German literature Comparative literature literature and migration Turkish-German writing Joyce reception
The Tash her Father Wore: World Literature, Joyce, Kafka and the Invisible in Kemal Kurt's <i>Ja, sagt Molly</i>, Barbara Burns and Joy Charnley, Crossing Frontiers. Cultural Exchange and Conflict, Amsterdam & New York, Rodopi, 2010, 42 - 53, Moray McGowan
This article studies the Turkish-German writer Kemal Kurt’s Ja, sagt Molly (1998) [‘Yes, says Molly’], an ironic meta-fiction to which little critical attention has been paid. Kurt questions the representation of Turks as untutored aspirants to Western culture and challenges the traditional
images of exclusion and discrimination. Through a study of his use of pastiche and references to World Literature, in particular to Joyce’s Ulysses (1922), this article demonstrates the importance of Kurt as a commentator on the ambiguous place of Turkey in Europe and of Turkish-Germans in German culture.

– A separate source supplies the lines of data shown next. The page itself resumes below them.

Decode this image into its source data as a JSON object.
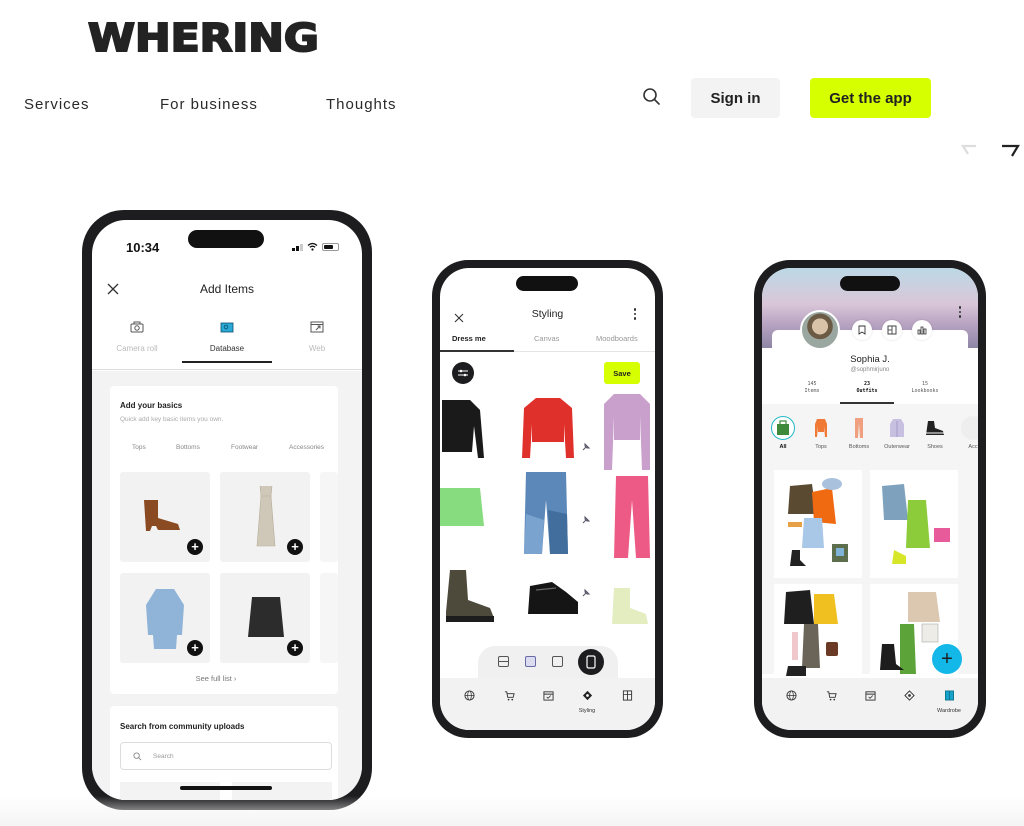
{
  "brand": {
    "logo_text": "WHERING",
    "accent_color": "#d6ff00"
  },
  "nav": {
    "links": [
      "Services",
      "For business",
      "Thoughts"
    ],
    "sign_in_label": "Sign in",
    "get_app_label": "Get the app"
  },
  "carousel": {
    "prev_icon": "arrow-left-icon",
    "next_icon": "arrow-right-icon"
  },
  "phone_add_items": {
    "status_time": "10:34",
    "title": "Add Items",
    "tabs": [
      {
        "label": "Camera roll",
        "icon": "camera-icon",
        "active": false
      },
      {
        "label": "Database",
        "icon": "database-icon",
        "active": true
      },
      {
        "label": "Web",
        "icon": "web-icon",
        "active": false
      }
    ],
    "basics_card": {
      "title": "Add your basics",
      "subtitle": "Quick add key basic items you own.",
      "categories": [
        "Tops",
        "Bottoms",
        "Footwear",
        "Accessories"
      ],
      "items": [
        {
          "name": "Brown ankle boot",
          "icon": "boot-icon"
        },
        {
          "name": "Beige slip dress",
          "icon": "dress-icon"
        },
        {
          "name": "Denim shirt dress",
          "icon": "shirt-icon"
        },
        {
          "name": "Black leather skirt",
          "icon": "skirt-icon"
        }
      ],
      "see_full_list": "See full list ›"
    },
    "community_card": {
      "title": "Search from community uploads",
      "search_placeholder": "Search"
    }
  },
  "phone_styling": {
    "title": "Styling",
    "tabs": [
      {
        "label": "Dress me",
        "active": true
      },
      {
        "label": "Canvas",
        "active": false
      },
      {
        "label": "Moodboards",
        "active": false
      }
    ],
    "save_label": "Save",
    "items": [
      {
        "name": "Black cardigan",
        "color": "#1a1a1a"
      },
      {
        "name": "Red knit top",
        "color": "#e0302c",
        "pinned": true
      },
      {
        "name": "Lilac cardigan",
        "color": "#c9a0cc"
      },
      {
        "name": "Green mini skirt",
        "color": "#86dc7e"
      },
      {
        "name": "Patchwork jeans",
        "color": "#5b88b8",
        "pinned": true
      },
      {
        "name": "Pink trousers",
        "color": "#ec5a85"
      },
      {
        "name": "Khaki chelsea boots",
        "color": "#4d4a3c"
      },
      {
        "name": "Black chunky sneakers",
        "color": "#151515",
        "pinned": true
      },
      {
        "name": "Pale lime boots",
        "color": "#e4edc0"
      }
    ],
    "bottom_nav": [
      {
        "label": "",
        "icon": "globe-icon"
      },
      {
        "label": "",
        "icon": "cart-icon"
      },
      {
        "label": "",
        "icon": "calendar-icon"
      },
      {
        "label": "Styling",
        "icon": "styling-icon",
        "active": true
      },
      {
        "label": "",
        "icon": "wardrobe-icon"
      }
    ]
  },
  "phone_profile": {
    "name": "Sophia J.",
    "handle": "@sophmirjuno",
    "stats": [
      {
        "value": "145",
        "label": "Items",
        "active": false
      },
      {
        "value": "23",
        "label": "Outfits",
        "active": true
      },
      {
        "value": "15",
        "label": "Lookbooks",
        "active": false
      }
    ],
    "categories": [
      {
        "label": "All",
        "color": "#3f8a3a",
        "active": true
      },
      {
        "label": "Tops",
        "color": "#f07a35"
      },
      {
        "label": "Bottoms",
        "color": "#f0a080"
      },
      {
        "label": "Outerwear",
        "color": "#c7c0e0"
      },
      {
        "label": "Shoes",
        "color": "#222222"
      },
      {
        "label": "Acc",
        "color": "#dddddd"
      }
    ],
    "outfits": [
      {
        "name": "Leather jacket & orange knit"
      },
      {
        "name": "Blue blazer & green dress"
      },
      {
        "name": "Black coat & yellow knit"
      },
      {
        "name": "Beige jumper & green skirt"
      }
    ],
    "fab_label": "+",
    "bottom_nav": [
      {
        "label": "",
        "icon": "globe-icon"
      },
      {
        "label": "",
        "icon": "cart-icon"
      },
      {
        "label": "",
        "icon": "calendar-icon"
      },
      {
        "label": "",
        "icon": "styling-icon"
      },
      {
        "label": "Wardrobe",
        "icon": "wardrobe-icon",
        "active": true
      }
    ]
  }
}
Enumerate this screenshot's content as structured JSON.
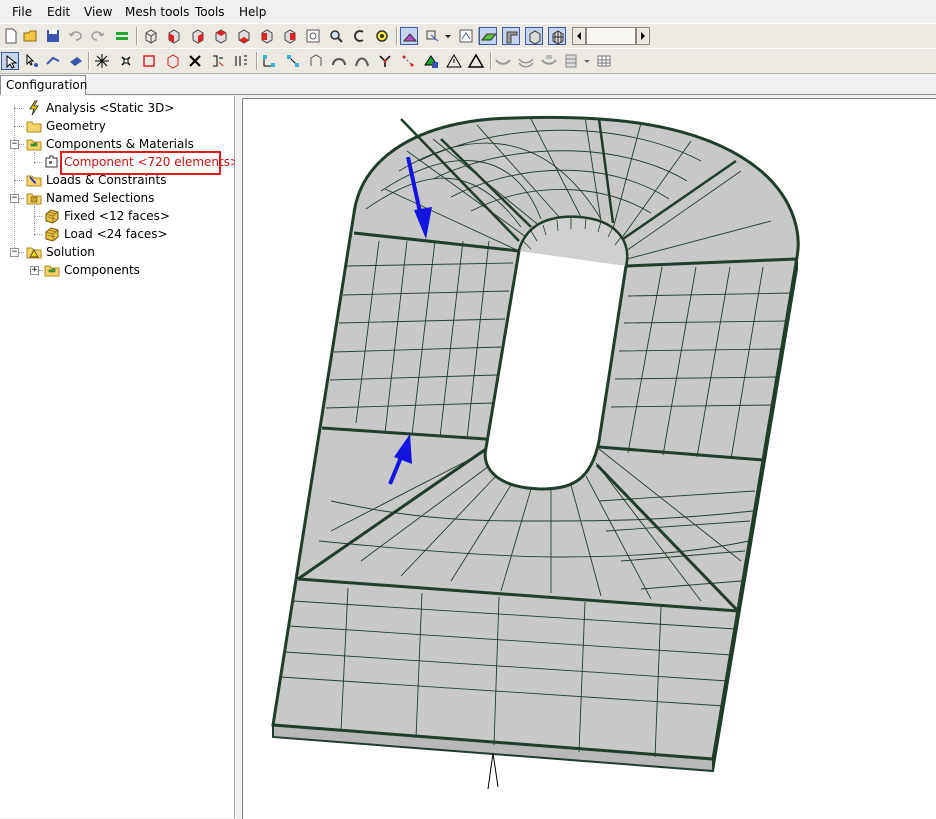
{
  "menubar": {
    "items": [
      "File",
      "Edit",
      "View",
      "Mesh tools",
      "Tools",
      "Help"
    ]
  },
  "tabs": {
    "configuration": "Configuration"
  },
  "tree": {
    "analysis": "Analysis <Static 3D>",
    "geometry": "Geometry",
    "components_materials": "Components & Materials",
    "component": "Component <720 elements>",
    "loads_constraints": "Loads & Constraints",
    "named_selections": "Named Selections",
    "fixed": "Fixed <12 faces>",
    "load": "Load <24 faces>",
    "solution": "Solution",
    "components": "Components"
  },
  "colors": {
    "mesh_fill": "#c8c8c8",
    "mesh_edge": "#1f3d2a",
    "load_arrow": "#1414e0",
    "highlight": "#e11b1b",
    "selected_text": "#d01010"
  }
}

Please note: There is a known bug in some browsers that causes an
error when a user tries to view large pdf file within the browser window.
If you receive the message "The file is damaged and could not be
repaired", please try one of the solutions linked below based on the
browser you are using.
Items in TARA are protected by copyright, with all rights reserved, unless otherwise indicated.